The ruins of the winding house as seen from the top of the incline

Trucks of iron ore were lowered or raised down the incline on twin rails, their steam locomotives held in place by steel cables.  The huge drums that were required to do this were housed in the ‘winding house’ with the cables travelling through stone tunnels, now the silent home of bats.  The force of gravity brought empty trucks to the top in twelve minutes as the weight of the full ones descended.   At the top of the incline the trucks passed over the roof of the winding house.  Communications between the men at the top and bottom were by semaphore.

The winding house – the trains passed over its roof

The cable tunnels

The price of iron ore and the methods of extraction continued to change rapidly and the railway never made a profit, with the mines closing just eighteen years later.  Remarkably, the railway continued to carry passengers for a further five years seated on wooden planks bolted to the tops of the iron ore trucks.  It must have been an extraordinary experience to be hauled up the incline and travelling back down couldn’t have been for the faint-hearted!
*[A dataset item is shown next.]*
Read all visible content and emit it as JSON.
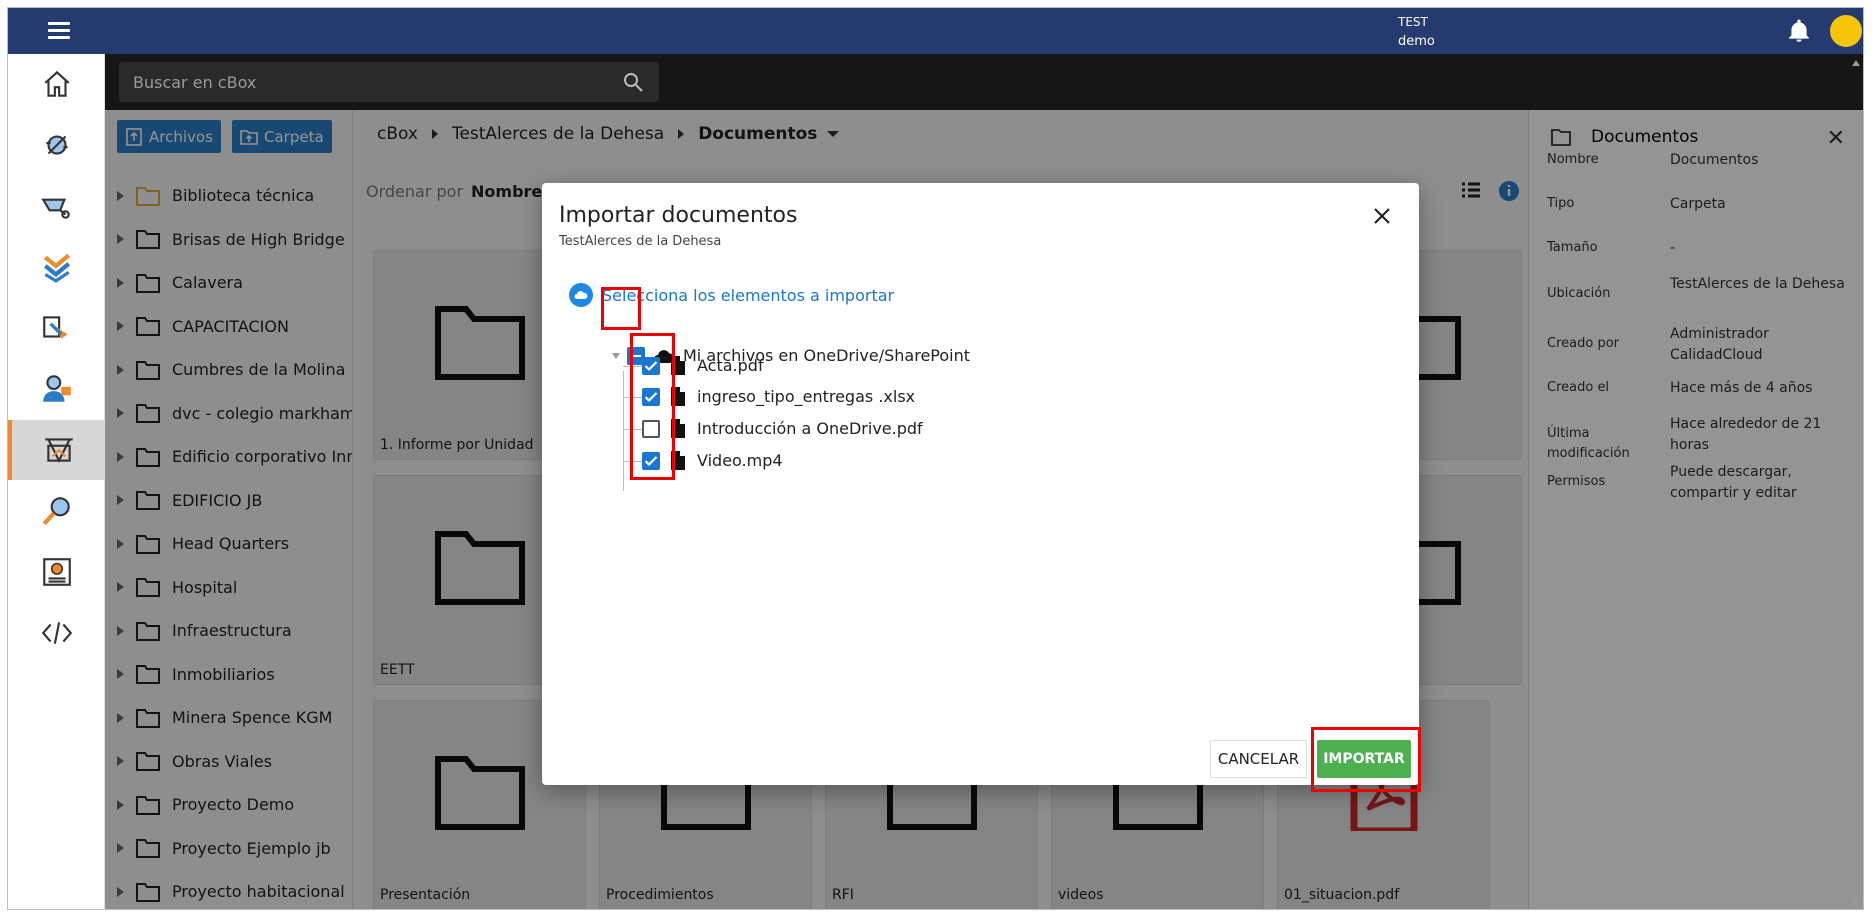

 The incline today belieing the industry and grit of the men that created it

An even more short-lived attempt to re-open the mine was thwarted by the outbreak of the Great War and in 1916 the sleepers and rails were requisitioned and the drums blown up, demolishing part of the winding house building.  A further attempt  to rebuild the winding house for agricultural use was abandoned during WWII and it was only with the help of a National Lottery grant that the buildings were recently stabilised and the incline cleared of scrub and restored.

Marker stone

For further information including many early photographs and drawings visit the West Somerset Mineral Railway website by clicking here.

Add to Technorati Favorites